§ **Task objective**: Each entry needs to be copied exactly, with nothing left out.

§ **Supplied information**:
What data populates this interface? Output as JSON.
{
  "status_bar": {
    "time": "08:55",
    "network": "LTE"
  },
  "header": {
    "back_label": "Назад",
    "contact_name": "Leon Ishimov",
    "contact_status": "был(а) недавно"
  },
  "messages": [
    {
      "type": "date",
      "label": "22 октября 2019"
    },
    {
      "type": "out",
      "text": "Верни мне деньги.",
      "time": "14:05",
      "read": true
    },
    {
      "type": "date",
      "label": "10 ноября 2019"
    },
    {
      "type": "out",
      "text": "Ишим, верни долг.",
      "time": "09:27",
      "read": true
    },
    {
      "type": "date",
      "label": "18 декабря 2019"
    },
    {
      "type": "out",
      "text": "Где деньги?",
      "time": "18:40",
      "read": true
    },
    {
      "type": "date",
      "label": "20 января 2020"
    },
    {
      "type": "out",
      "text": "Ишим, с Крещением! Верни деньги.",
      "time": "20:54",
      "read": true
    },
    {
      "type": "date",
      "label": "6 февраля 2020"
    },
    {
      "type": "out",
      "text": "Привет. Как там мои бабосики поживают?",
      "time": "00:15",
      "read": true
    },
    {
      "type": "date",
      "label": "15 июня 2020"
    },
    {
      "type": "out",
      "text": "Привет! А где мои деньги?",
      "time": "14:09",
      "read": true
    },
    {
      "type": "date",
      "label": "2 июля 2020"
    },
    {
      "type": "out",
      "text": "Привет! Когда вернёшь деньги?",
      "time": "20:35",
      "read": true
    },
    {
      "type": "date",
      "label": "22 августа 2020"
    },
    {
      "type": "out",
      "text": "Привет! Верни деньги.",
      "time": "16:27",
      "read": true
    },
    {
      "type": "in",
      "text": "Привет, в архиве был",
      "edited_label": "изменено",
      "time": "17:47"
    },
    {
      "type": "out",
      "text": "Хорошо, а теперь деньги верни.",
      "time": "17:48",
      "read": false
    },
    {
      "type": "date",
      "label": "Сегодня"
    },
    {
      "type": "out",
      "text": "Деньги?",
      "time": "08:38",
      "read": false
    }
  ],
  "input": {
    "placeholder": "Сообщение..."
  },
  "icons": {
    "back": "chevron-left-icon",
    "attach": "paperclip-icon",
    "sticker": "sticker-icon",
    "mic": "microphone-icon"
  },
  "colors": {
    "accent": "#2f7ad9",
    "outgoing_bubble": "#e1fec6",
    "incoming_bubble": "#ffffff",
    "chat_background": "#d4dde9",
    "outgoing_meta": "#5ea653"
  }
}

§ **Exercise response**:
What data populates this interface? Output as JSON.
{
  "status_bar": {
    "time": "08:55",
    "network": "LTE"
  },
  "header": {
    "back_label": "Назад",
    "contact_name": "Leon Ishimov",
    "contact_status": "был(а) недавно"
  },
  "messages": [
    {
      "type": "date",
      "label": "22 октября 2019"
    },
    {
      "type": "out",
      "text": "Верни мне деньги.",
      "time": "14:05",
      "read": true
    },
    {
      "type": "date",
      "label": "10 ноября 2019"
    },
    {
      "type": "out",
      "text": "Ишим, верни долг.",
      "time": "09:27",
      "read": true
    },
    {
      "type": "date",
      "label": "18 декабря 2019"
    },
    {
      "type": "out",
      "text": "Где деньги?",
      "time": "18:40",
      "read": true
    },
    {
      "type": "date",
      "label": "20 января 2020"
    },
    {
      "type": "out",
      "text": "Ишим, с Крещением! Верни деньги.",
      "time": "20:54",
      "read": true
    },
    {
      "type": "date",
      "label": "6 февраля 2020"
    },
    {
      "type": "out",
      "text": "Привет. Как там мои бабосики поживают?",
      "time": "00:15",
      "read": true
    },
    {
      "type": "date",
      "label": "15 июня 2020"
    },
    {
      "type": "out",
      "text": "Привет! А где мои деньги?",
      "time": "14:09",
      "read": true
    },
    {
      "type": "date",
      "label": "2 июля 2020"
    },
    {
      "type": "out",
      "text": "Привет! Когда вернёшь деньги?",
      "time": "20:35",
      "read": true
    },
    {
      "type": "date",
      "label": "22 августа 2020"
    },
    {
      "type": "out",
      "text": "Привет! Верни деньги.",
      "time": "16:27",
      "read": true
    },
    {
      "type": "in",
      "text": "Привет, в архиве был",
      "edited_label": "изменено",
      "time": "17:47"
    },
    {
      "type": "out",
      "text": "Хорошо, а теперь деньги верни.",
      "time": "17:48",
      "read": false
    },
    {
      "type": "date",
      "label": "Сегодня"
    },
    {
      "type": "out",
      "text": "Деньги?",
      "time": "08:38",
      "read": false
    }
  ],
  "input": {
    "placeholder": "Сообщение..."
  },
  "icons": {
    "back": "chevron-left-icon",
    "attach": "paperclip-icon",
    "sticker": "sticker-icon",
    "mic": "microphone-icon"
  },
  "colors": {
    "accent": "#2f7ad9",
    "outgoing_bubble": "#e1fec6",
    "incoming_bubble": "#ffffff",
    "chat_background": "#d4dde9",
    "outgoing_meta": "#5ea653"
  }
}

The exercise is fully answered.